It is very frustrating to work with a framework system where you cannot get the examples to work properly. It makes it a very time consuming process in getting things to work.

Over the last few weeks I’ve spent a lot of time working with the Facebook API for several different implementations. Logically, I first looked for documentation in how to work with the system to do what it needed to do. That is when I encountered the fact that there are many different ways in using the system, but there is not a lot of clear documentation.

So you might find some good examples, but most of them don’t tell you the whole story (at least from a new user perspective), and so you move onto something else that looks like it will work. Or you come across an example that is not updated with the latest API updates.

What I didn’t know at the time was how much I would learn from trial and error. I am not opposed to learning things this way, but when you have deadlines to meet and customers to make happy, this can be a major roadblock.

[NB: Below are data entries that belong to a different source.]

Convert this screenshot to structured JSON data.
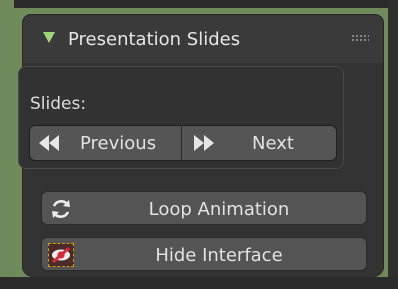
{
  "panel": {
    "title": "Presentation Slides"
  },
  "slides": {
    "label": "Slides:",
    "previous_label": "Previous",
    "next_label": "Next"
  },
  "buttons": {
    "loop_label": "Loop Animation",
    "hide_label": "Hide Interface"
  },
  "icons": {
    "collapse": "triangle-down-icon",
    "drag": "drag-handle-icon",
    "previous": "rewind-icon",
    "next": "fast-forward-icon",
    "loop": "refresh-icon",
    "hide": "hide-eye-icon"
  },
  "colors": {
    "accent_green": "#9fd57a",
    "panel_bg": "#3a3a3a",
    "button_bg": "#555555",
    "hide_icon_red": "#e0303a",
    "highlight_dash": "#d0a000"
  }
}
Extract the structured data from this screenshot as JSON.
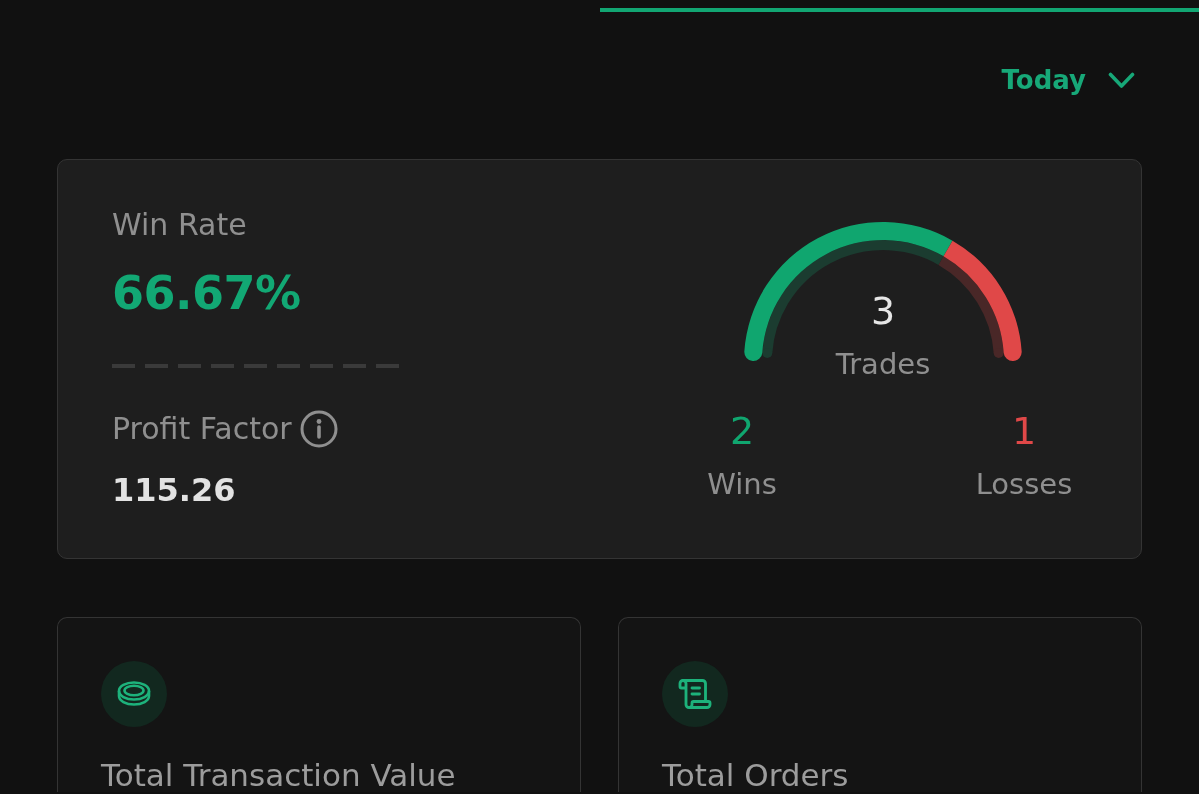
{
  "period_selector": {
    "label": "Today"
  },
  "stats_card": {
    "win_rate": {
      "label": "Win Rate",
      "value": "66.67%"
    },
    "profit_factor": {
      "label": "Profit Factor",
      "value": "115.26"
    },
    "trades": {
      "total": "3",
      "label": "Trades",
      "chart_data": {
        "type": "donut",
        "values": [
          66.67,
          33.33
        ],
        "colors": [
          "#10a66f",
          "#e04848"
        ]
      }
    },
    "outcomes": [
      {
        "count": "2",
        "label": "Wins",
        "color": "#10a66f"
      },
      {
        "count": "1",
        "label": "Losses",
        "color": "#e04848"
      }
    ]
  },
  "summary_cards": [
    {
      "kind": "value",
      "title": "Total Transaction Value"
    },
    {
      "kind": "orders",
      "title": "Total Orders"
    }
  ]
}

It was my understanding that the only way you could create a new tab with content was to use the Application Tab option. That works, but it limits you in how many characters you can use for the tab (which is 16), and in this specific scenario, the client wanted a longer tab. So I ended up coming across Static FMBL which makes it easy to create a new tab and paste in HTML/FBML for simple implementations. If I new about this from the beginning, this would have saved a lot of time.

I also had some strange IE7/FF compatibility issues when using Facebook Connect. I think this had to do with their JavaScript library being a bit flaky.

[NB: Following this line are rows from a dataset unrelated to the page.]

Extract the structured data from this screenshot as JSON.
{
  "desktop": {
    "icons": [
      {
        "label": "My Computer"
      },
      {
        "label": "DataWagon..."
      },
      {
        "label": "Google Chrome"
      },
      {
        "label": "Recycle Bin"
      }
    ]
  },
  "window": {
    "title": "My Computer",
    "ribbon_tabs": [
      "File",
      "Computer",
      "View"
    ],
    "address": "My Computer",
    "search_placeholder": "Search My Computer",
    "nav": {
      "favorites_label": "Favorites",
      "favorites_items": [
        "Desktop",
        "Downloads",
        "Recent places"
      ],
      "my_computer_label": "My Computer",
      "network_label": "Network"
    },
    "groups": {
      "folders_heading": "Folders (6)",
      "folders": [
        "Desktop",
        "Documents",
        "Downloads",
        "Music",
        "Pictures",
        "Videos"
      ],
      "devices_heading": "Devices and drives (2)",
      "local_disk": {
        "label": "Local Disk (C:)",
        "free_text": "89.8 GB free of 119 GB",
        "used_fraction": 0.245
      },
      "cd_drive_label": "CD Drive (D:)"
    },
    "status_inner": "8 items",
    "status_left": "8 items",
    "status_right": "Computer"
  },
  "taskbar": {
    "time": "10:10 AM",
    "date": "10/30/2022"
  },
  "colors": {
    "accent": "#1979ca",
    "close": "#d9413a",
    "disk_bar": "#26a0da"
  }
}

With all that said, I do think Facebook is brave in opening up their system to other web developers like this. Ever since a few years ago, I’ve been a huge fan of what Facebook has done to the online social networking market (especially when compared with Twitter). I’m very excited about them realizing their weaknesses and pursuing ways in eradicating them. This is obvious to me in taking a look at their road map. If they can create more user friendly and reliable documentation and re-work their JavaScript library, I think we could easily enter the “Era of Facebook”.

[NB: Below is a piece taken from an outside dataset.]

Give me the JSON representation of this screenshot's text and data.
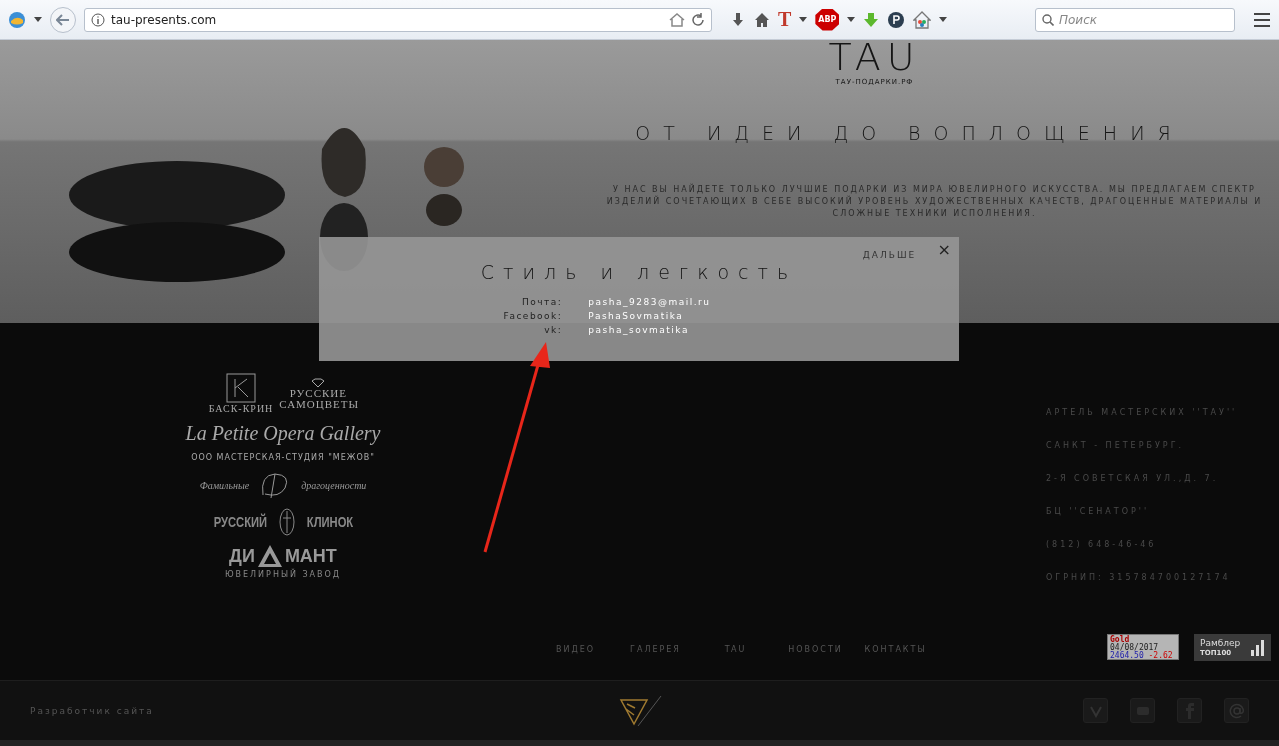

I personally am betting that Facebook is going to continue to grow while Twitter is going to phase out. I could be wrong about this, because Twitter seems to have a very dedicated geek following. But then again, part of me feels that Facebook can be too personal (depending on how people use it). I just am bothered by the character limit Twitter imposes. There are some thoughts that I want to share that are more than 140 characters long.

Only time will tell in how this new market shapes and what most of us will end up using in the future. For now, I’m betting most of my marbles in Facebook…